Tuesday, February 10, 2009

Love Days: Victorian Romance.

As Queen Victoria ascended the throne of the expanding British Empire, the scarcity of diamonds and the high prices they demanded meant they remained the preserve of the upper and noble classes.

The 1870's however, changed everything. In South Africa, diamond mines began opening throughout the country thus increasing the diamond supply as well as decreasing their price. This saw jewellery design flourish as the burgeoning middle and working classes could now afford such luxuries.

To My Dearest...

Romanticism marked the Victorian era, highlighted through the works of Jane Austen - novels such as Pride and Prejudice. So it is no surprise that this sentiment should filter into jewellery design.

'Dearest' and 'Regard' rings seemed to epitomize the sentimental, with rings spelling out these words using the first letter of the stones name, (D=Diamond, E=Emerald, A=Amethyst, etc.)(A replica of a Victorian 'Dearest' Ring)

To My Betroved...

By the Victorian era, brides could expect two rings as part of the standard matrimonial tradition - a bejeweled engagement ring and a gold wedding band. The most popular engagement rings were the single stone rings flanked by diamonds. However, carved-detail half-hoop rings were also very popular (pictured left).

To My Eternal...
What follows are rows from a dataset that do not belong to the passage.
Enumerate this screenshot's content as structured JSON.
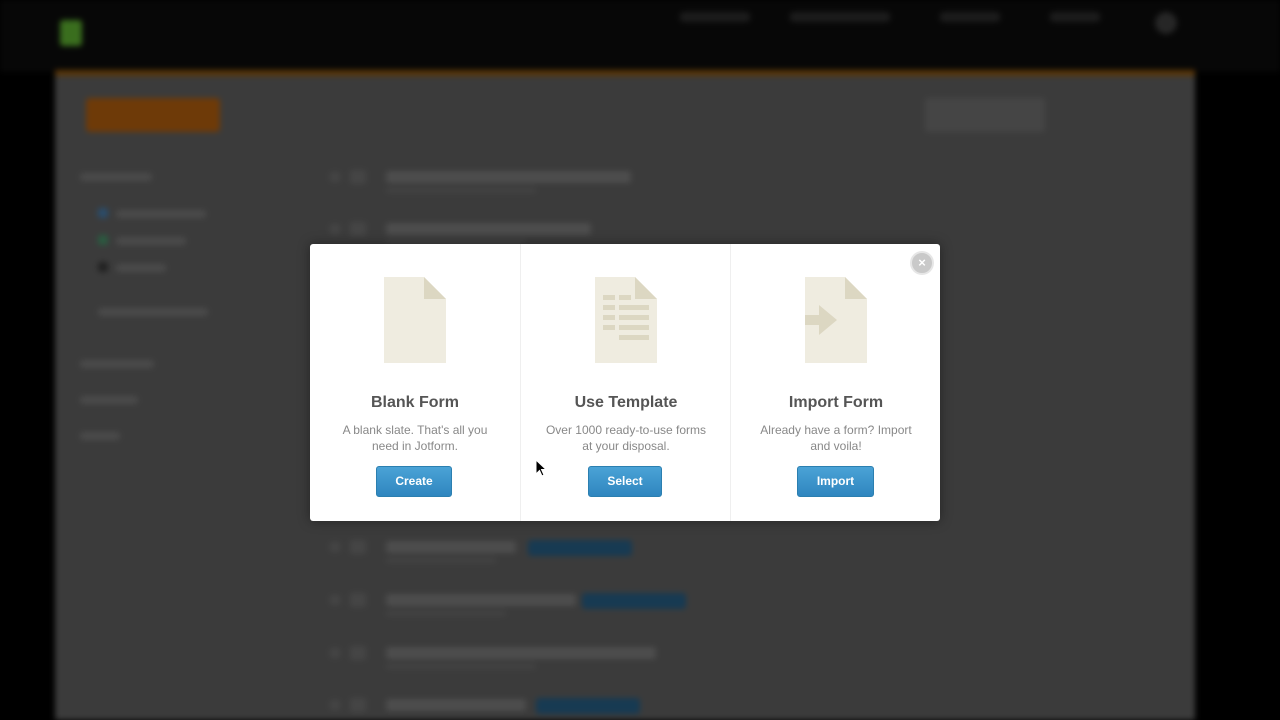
{
  "colors": {
    "button_blue": "#3a94cc",
    "icon_fill": "#efece0",
    "icon_detail": "#dcd7c2",
    "modal_bg": "#ffffff"
  },
  "modal": {
    "close_label": "×",
    "options": [
      {
        "title": "Blank Form",
        "description": "A blank slate. That's all you need in Jotform.",
        "button_label": "Create",
        "icon": "blank-document-icon"
      },
      {
        "title": "Use Template",
        "description": "Over 1000 ready-to-use forms at your disposal.",
        "button_label": "Select",
        "icon": "template-document-icon"
      },
      {
        "title": "Import Form",
        "description": "Already have a form? Import and voila!",
        "button_label": "Import",
        "icon": "import-document-icon"
      }
    ]
  }
}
A revival of the serpent by the Victorians harked back to the Roman use of the snake as a symbol for eternity. With eyes of diamonds or rubies, these rings seem a somewhat sinister way to say 'I Love You'.

No comments: